» EXERCISE GOAL: Copy each line below in which the word "JSON" occurs.

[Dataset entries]
[Start of section]

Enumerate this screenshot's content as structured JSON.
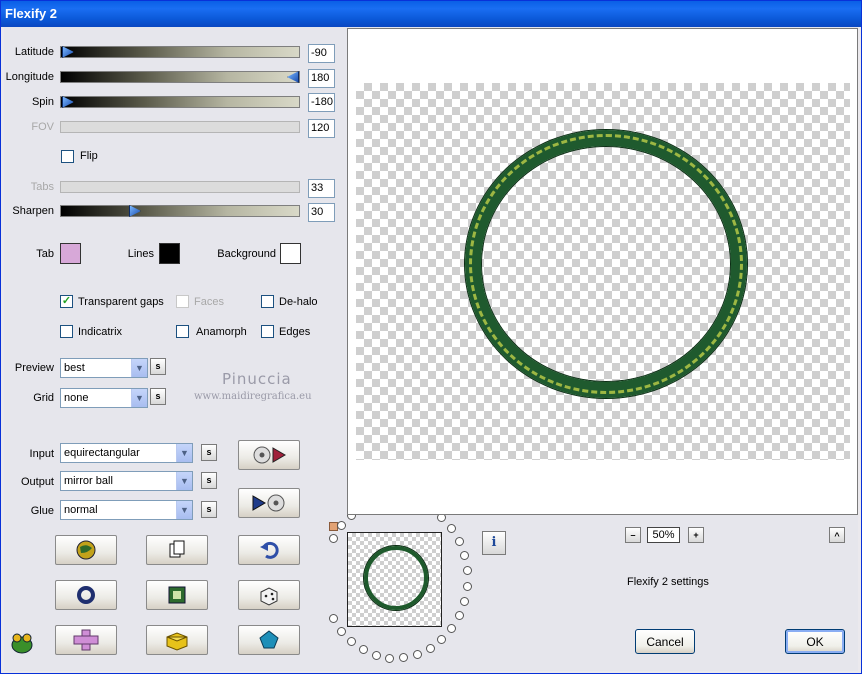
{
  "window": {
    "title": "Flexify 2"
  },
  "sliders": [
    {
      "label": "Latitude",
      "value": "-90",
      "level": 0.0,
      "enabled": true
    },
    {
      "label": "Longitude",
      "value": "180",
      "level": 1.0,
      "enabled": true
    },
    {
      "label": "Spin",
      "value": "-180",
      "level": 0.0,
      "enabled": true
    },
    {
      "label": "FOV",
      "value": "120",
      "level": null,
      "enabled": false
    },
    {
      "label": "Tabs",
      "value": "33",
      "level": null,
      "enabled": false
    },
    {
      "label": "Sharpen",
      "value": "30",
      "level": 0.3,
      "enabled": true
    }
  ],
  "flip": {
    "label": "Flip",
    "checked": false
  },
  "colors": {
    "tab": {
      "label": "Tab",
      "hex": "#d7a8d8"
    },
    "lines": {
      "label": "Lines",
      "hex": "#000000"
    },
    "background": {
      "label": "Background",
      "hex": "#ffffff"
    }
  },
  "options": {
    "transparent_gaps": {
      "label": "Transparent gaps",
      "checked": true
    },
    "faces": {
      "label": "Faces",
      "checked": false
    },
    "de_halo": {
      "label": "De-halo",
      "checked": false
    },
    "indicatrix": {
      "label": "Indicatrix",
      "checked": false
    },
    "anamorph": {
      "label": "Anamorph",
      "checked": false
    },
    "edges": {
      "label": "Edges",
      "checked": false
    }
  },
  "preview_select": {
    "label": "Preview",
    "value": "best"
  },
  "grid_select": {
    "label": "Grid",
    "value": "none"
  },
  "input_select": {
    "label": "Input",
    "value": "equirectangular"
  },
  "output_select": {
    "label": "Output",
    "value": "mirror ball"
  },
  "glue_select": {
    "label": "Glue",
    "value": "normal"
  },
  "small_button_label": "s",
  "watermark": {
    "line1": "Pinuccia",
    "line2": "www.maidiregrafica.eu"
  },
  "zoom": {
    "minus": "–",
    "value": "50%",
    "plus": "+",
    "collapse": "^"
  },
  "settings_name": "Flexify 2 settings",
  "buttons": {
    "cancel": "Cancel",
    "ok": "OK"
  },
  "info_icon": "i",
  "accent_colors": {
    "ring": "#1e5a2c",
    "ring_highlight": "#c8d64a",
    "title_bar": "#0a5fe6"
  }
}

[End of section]
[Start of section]

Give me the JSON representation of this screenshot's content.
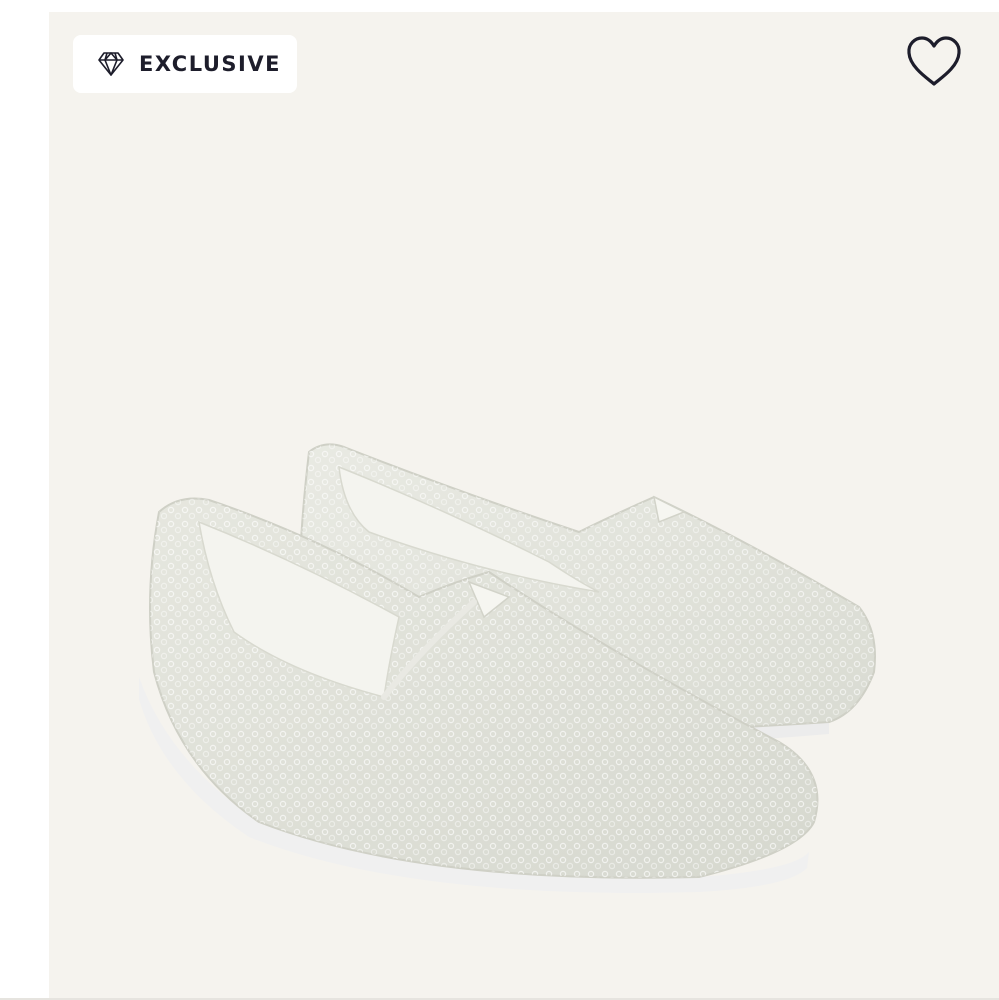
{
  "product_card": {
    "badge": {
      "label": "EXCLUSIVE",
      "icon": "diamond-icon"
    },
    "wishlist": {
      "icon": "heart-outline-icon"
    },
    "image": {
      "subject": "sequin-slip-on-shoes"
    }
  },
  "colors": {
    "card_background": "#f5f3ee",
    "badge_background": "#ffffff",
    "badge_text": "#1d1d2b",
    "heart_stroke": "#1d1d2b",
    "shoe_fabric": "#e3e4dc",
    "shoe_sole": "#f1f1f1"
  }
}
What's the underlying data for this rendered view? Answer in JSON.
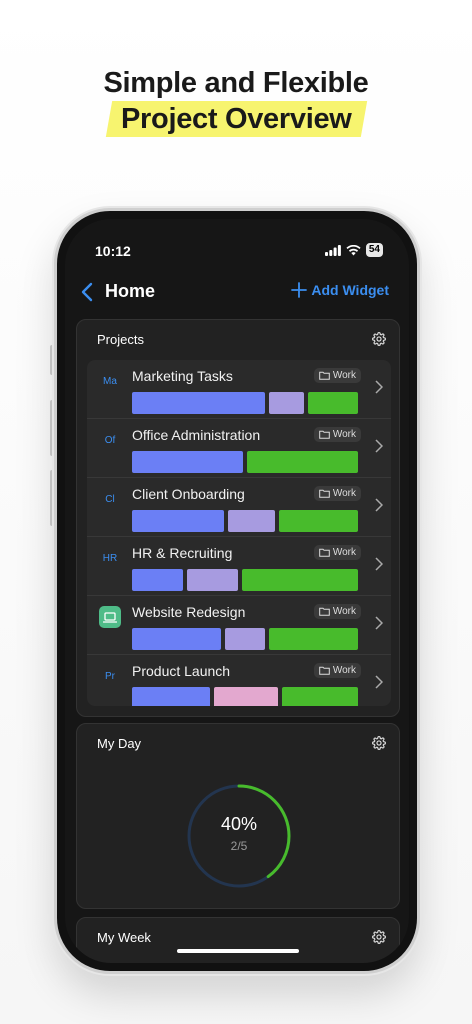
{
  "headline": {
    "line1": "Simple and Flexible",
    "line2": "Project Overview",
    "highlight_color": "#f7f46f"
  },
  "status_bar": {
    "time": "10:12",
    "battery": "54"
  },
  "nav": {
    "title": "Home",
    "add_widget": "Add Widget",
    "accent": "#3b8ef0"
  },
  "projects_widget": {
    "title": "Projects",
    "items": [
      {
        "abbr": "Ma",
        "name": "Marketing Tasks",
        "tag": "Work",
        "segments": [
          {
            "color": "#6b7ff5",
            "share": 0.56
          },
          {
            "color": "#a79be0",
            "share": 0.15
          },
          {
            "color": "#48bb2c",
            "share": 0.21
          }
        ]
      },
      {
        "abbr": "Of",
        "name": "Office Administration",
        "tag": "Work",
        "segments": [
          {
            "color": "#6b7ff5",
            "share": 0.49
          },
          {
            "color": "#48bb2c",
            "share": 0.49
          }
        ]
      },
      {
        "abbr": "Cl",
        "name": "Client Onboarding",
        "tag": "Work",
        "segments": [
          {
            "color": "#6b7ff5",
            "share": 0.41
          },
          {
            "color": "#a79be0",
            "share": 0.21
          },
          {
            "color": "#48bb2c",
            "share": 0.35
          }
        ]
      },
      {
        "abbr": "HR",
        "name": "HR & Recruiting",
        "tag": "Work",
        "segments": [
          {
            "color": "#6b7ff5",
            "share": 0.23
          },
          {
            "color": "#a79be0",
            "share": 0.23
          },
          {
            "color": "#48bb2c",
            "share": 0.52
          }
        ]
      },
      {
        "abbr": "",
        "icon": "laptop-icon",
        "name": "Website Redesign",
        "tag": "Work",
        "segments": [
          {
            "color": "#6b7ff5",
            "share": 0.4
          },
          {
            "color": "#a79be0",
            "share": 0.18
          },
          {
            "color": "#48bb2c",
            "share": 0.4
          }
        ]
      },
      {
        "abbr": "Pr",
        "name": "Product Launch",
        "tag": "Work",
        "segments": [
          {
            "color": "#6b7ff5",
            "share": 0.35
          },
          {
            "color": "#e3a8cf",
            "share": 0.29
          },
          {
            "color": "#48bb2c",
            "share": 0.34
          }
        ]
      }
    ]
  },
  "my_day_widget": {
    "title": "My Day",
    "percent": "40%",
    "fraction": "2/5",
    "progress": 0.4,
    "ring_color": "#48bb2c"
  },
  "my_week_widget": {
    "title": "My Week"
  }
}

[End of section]

» ANSWER AREA:
Enumerate this screenshot's content as structured JSON.
Give me the JSON representation of this screenshot's content.
What's the underlying data for this rendered view? Answer in JSON.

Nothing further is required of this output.